You likely read about a study from Finland that looked at whether women taking hormone replacement therapy (HRT) for more than 10 years had a lower risk of Alzheimer’s disease (AD). I’m not surprised that you’ve heard conflicting statements about HRT’s effectiveness at preventing AD. Here’s the story:
Researchers at the University of Eastern Finland set out to investigate the relationship between use of HRT and Alzheimer’s disease by looking at 8,195 women who were participating in a long-term study of osteoporosis risks and prevention. The rationale for exploring this makes sense: since two out of three Alzheimer’s patients are women, researchers have been trying to determine whether their higher risk could be due to decreased levels of estrogen and progesterone after menopause. Receptors for these hormones are present in brain areas affected by AD, and laboratory and animal studies have shown that estrogen is neuroprotective.
The Finnish researchers asked the participating women, who were between the ages of 47 and 56 when the study began, to report periodically on their use of HRT. They were able to verify these reports via a national prescription registry.
After 20 years of follow up, the researchers determined that women who reported starting to take HRT early in menopause and stayed on it for more than 10 years were half as likely to develop Alzheimer’s as those who didn’t use it, didn’t start it early or didn’t take it long-term. The only exceptions were women who began short-term use of HRT later in life. They turned out to have a higher risk of dementia.
Study leader Bushra Imtiaz, M.D., M.P.H., suggests that HRT may have a beneficial effect on cognition if started around the time of menopause, depending on the health status of neurons; any protective effect on those neurons may be lost in women who begin HRT years later. Still, the study’s conclusion was that overall the results did not show strong evidence that HRT protects against Alzheimer’s disease and dementia.
At this point, no one is recommending that women take HRT for these reasons. Hormone replacement is now medically indicated only to relieve severe menopausal symptoms and for prevention of osteoporosis (if no other bone-building medication works).
My usual advice on this subject is to do a careful risk/benefit analysis before starting HRT, and to use the lowest effective dose for the shortest period possible if you do opt for it. Many women get relief from hot flashes and other menopausal discomforts with black cohosh (Cimicifuga racemosa) along with 800 IUs of vitamin E daily. Two to three daily servings of whole soy foods (tofu, tempeh, edamame, and soymilk) provide beneficial plant estrogens (phytoestrogens) that also may help relieve symptoms.

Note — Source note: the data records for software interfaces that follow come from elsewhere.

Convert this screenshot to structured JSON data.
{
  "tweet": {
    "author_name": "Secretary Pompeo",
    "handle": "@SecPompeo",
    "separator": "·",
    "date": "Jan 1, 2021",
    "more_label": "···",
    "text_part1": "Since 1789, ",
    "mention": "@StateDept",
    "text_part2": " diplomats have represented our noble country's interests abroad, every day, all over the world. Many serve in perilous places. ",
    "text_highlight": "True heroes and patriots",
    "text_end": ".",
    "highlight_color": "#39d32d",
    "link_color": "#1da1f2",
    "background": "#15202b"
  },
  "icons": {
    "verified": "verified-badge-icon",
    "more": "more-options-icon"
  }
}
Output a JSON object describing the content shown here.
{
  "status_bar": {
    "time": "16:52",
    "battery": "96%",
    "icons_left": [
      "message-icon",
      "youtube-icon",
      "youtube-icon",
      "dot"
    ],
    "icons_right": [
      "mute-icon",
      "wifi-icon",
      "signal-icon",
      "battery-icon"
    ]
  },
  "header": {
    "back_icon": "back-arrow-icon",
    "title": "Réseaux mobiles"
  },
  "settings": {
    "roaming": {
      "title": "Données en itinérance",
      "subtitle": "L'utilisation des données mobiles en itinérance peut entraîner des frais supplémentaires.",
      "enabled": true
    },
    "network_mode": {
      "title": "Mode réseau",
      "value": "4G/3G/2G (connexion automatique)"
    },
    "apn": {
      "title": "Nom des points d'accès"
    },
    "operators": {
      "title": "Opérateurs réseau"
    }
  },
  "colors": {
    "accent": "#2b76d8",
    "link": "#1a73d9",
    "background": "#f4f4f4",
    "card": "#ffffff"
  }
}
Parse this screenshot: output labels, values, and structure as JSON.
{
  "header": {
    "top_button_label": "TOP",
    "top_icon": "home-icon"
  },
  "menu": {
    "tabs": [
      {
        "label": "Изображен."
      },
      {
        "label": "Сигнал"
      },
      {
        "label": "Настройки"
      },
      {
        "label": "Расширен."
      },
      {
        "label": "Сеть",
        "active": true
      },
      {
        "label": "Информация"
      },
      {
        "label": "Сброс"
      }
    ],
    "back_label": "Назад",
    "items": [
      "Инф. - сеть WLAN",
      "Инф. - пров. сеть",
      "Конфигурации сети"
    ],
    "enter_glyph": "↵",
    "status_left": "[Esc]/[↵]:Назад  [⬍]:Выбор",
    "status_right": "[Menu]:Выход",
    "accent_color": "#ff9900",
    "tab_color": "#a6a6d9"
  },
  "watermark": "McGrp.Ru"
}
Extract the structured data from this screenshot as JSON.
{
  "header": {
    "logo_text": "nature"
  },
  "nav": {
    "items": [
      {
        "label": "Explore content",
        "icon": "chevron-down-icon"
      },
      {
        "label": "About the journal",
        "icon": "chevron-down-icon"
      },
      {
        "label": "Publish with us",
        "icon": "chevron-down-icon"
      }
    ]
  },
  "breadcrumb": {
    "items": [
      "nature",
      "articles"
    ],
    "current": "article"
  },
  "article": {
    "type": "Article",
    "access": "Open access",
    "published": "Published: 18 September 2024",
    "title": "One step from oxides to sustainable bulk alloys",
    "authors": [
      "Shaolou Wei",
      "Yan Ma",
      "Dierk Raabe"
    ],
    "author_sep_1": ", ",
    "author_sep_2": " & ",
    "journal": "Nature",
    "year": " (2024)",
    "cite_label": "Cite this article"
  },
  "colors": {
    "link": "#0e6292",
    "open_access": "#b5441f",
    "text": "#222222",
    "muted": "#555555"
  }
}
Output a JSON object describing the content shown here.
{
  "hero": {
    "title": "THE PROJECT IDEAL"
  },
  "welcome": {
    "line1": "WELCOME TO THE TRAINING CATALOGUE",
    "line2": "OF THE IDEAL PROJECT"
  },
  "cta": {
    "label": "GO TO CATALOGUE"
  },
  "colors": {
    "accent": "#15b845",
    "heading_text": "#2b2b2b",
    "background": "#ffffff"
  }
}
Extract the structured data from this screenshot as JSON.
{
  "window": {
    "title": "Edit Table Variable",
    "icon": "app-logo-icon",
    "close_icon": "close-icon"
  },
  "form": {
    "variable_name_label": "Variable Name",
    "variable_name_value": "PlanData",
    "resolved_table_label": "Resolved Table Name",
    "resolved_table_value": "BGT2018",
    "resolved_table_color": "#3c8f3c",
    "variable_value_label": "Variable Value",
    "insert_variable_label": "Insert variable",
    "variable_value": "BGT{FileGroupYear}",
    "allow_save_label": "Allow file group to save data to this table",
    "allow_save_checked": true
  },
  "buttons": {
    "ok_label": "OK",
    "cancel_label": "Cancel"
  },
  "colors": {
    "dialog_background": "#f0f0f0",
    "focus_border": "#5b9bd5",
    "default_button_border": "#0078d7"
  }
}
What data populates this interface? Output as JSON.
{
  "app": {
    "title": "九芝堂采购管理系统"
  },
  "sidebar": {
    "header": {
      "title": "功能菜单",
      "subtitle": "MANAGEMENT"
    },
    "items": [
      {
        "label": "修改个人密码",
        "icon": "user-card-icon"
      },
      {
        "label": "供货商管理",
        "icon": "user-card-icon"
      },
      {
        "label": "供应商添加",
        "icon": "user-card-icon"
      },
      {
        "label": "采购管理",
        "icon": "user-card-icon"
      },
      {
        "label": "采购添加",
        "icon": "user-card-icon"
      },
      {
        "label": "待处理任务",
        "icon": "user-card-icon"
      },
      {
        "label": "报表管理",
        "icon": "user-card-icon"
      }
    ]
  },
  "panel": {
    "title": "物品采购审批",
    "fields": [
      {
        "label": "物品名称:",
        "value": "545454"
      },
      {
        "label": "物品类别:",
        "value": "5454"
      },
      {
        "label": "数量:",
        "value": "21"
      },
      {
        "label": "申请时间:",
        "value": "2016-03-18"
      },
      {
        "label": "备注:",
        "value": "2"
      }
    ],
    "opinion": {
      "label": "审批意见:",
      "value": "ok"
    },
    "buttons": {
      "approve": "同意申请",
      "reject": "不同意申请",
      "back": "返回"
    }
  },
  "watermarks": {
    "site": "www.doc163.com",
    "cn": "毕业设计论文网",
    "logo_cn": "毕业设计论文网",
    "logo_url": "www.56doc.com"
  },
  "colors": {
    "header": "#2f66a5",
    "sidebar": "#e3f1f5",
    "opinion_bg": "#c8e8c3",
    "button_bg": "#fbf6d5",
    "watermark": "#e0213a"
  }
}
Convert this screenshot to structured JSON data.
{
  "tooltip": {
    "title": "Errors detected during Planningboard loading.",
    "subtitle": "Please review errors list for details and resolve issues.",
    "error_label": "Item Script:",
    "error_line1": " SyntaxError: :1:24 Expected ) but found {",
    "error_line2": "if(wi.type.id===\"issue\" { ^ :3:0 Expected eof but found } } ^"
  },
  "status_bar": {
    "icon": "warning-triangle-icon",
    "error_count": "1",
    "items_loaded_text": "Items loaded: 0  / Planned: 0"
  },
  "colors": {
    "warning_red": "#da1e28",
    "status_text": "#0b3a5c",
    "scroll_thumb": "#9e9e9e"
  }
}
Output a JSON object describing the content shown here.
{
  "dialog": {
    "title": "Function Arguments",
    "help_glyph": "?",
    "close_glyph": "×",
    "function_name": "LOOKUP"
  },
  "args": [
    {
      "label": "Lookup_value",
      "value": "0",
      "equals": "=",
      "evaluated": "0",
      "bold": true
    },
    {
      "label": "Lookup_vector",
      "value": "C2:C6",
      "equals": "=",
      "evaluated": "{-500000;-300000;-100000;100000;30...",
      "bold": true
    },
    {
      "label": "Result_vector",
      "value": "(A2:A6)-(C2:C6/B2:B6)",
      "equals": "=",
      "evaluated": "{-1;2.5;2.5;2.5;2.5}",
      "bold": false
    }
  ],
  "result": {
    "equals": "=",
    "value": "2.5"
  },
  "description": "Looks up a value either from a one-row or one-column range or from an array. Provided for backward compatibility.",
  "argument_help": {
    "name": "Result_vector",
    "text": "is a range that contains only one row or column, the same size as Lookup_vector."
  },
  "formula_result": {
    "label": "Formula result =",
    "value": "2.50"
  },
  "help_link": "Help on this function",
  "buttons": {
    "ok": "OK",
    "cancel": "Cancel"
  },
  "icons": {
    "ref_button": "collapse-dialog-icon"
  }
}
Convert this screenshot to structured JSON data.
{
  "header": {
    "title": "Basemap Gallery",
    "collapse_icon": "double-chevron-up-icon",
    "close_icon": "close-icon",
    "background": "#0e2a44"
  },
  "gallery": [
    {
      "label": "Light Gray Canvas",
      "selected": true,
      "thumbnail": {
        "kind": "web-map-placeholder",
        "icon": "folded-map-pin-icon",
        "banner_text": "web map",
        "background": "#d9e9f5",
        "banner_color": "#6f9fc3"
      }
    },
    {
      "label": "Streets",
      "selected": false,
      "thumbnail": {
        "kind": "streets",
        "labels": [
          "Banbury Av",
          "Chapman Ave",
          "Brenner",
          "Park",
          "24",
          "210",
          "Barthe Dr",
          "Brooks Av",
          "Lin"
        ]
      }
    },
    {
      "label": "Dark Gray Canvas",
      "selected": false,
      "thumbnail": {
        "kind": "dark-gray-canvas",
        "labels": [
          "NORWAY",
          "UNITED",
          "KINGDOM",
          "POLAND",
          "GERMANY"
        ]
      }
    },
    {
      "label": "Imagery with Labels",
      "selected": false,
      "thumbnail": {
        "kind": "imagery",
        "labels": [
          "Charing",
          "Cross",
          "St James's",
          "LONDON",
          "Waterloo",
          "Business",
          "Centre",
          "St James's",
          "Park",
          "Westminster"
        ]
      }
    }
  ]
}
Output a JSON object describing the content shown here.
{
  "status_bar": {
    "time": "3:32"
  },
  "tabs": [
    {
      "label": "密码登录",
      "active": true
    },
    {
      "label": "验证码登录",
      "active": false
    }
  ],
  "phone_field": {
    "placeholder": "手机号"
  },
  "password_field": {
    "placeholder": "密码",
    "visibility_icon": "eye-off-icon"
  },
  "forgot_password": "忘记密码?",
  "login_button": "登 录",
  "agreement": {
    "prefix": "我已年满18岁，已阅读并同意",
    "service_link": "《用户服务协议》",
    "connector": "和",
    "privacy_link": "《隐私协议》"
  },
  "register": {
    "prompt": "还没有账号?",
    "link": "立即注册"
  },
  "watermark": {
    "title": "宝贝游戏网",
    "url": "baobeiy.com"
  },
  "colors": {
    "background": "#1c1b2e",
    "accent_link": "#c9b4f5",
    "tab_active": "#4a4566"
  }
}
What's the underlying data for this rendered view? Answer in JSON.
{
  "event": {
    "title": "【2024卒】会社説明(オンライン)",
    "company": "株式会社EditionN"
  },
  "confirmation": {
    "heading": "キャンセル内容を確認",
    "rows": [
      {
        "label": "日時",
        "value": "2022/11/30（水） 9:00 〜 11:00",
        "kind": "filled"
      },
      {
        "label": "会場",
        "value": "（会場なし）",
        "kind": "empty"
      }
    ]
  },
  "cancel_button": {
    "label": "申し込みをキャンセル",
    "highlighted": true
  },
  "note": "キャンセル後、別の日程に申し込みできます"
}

Andrew Weil, M.D.
Bushra Imtiaz et al, “Postmenopausal hormone therapy and Alzheimer disease.” Neurology, February 15, 2017, DOI: 10.1212/WNL.0000000000003696